You may feel the urge to fight or argue with the negative person. Perhaps you think that you’re right and they’re wrong, or you’ll feel better by standing your ground. It’s actually combat of the ego-mind: in most circumstances it only makes you feel worse, as all it does is fuels the fire for the other person. When they sense your anger, they feed off it by taking your energy. This gives them more power and leaves you feeling drained.
Withdrawing from an argument doesn’t make you weak, and you don’t need to prove you’re right. Ask yourself, “Do I want to be right or do I want to be happy?”
Simply say “I’m sorry you feel this way.” If possible, either walk away or leave the room. Once out of sight, silently send loving thoughts to the person. You don’t have to absorb their anger. Dismiss it and let it go. Usually, the argument will naturally dissipate.
If these practices sound too easy, it’s because they are! The human mind thinks that every solution needs to be complex in order for it to work. Far too much time is spent thinking and searching for the correct way to solve negativity (or anything in the world, for that matter), when in fact each of us is made up of the very ingredients of a solution.
That solution is love. Radiate love. Be love. Love is what ultimately heals us all.
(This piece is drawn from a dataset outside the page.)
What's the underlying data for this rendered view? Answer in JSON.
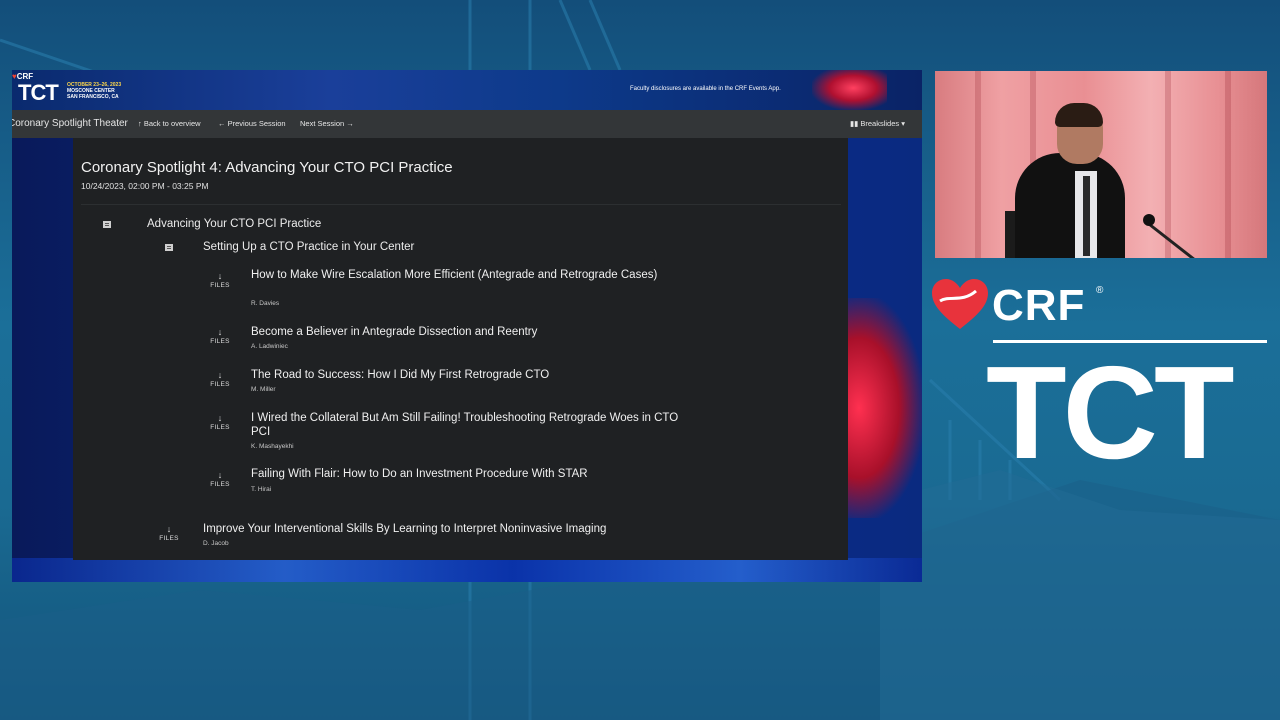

There will always be negativity in the world. It’s the Yin and Yang of life. If someone doesn’t like or agree with something that you did or would like to do, then that’s their conflict, not yours. What they think is right may not be right for you, and everyone’s entitled to their own choice. No matter how negative the opinions of others are or how you may be perceived by them, know this: you’re a beautiful, magnificent being and you’re so loved – and that’s the absolute truth.
How to Weather an Existential Crisis
There comes a time in the lives of many when there is a pause to reflect on the meaning of life. When this moment of Zen turns out to be especially troubling, puzzling, or even discombobulating, we have a name for it — an existential crisis. The symptoms of an existential crisis range from mild wonderment to turning your world on its head and it can feel much more extreme than a prolonged state of confusion or mental health issue.
There are numerous introductions into the potential rabbit hole of an existential crisis, but all of them usually begin with the question “Why am I here?” or “What is the meaning of life?” If you’re going through this, you aren’t alone.
Philosophers have contemplated the purpose of existence and existential anxiety all the way back through our collective past. Socrates had a prescription: “Know thyself.” The Indian sage Ramana Maharshi suggested asking, “Who am I?”
Why do we humans get caught up in this search for meaning, and why do we fear a meaningless life? Better yet, is there any meaning at all? Some people suggest there is a purpose to life that is bound to a sense of well-being, but the masters of enlightenment have long said that we are looking in the wrong direction — outward instead of inward.
Joseph Campbell taught that it’s better to stop searching for the meaning of life and to begin looking for the meaning in life. In other words, life deals us a certain hand of cards, and we need to find what makes us passionate about them. Campbell summed this up in three immortal words: “Follow your bliss” — and the philosopher Soren Kierkegaard said, “Don’t forget to love yourself.”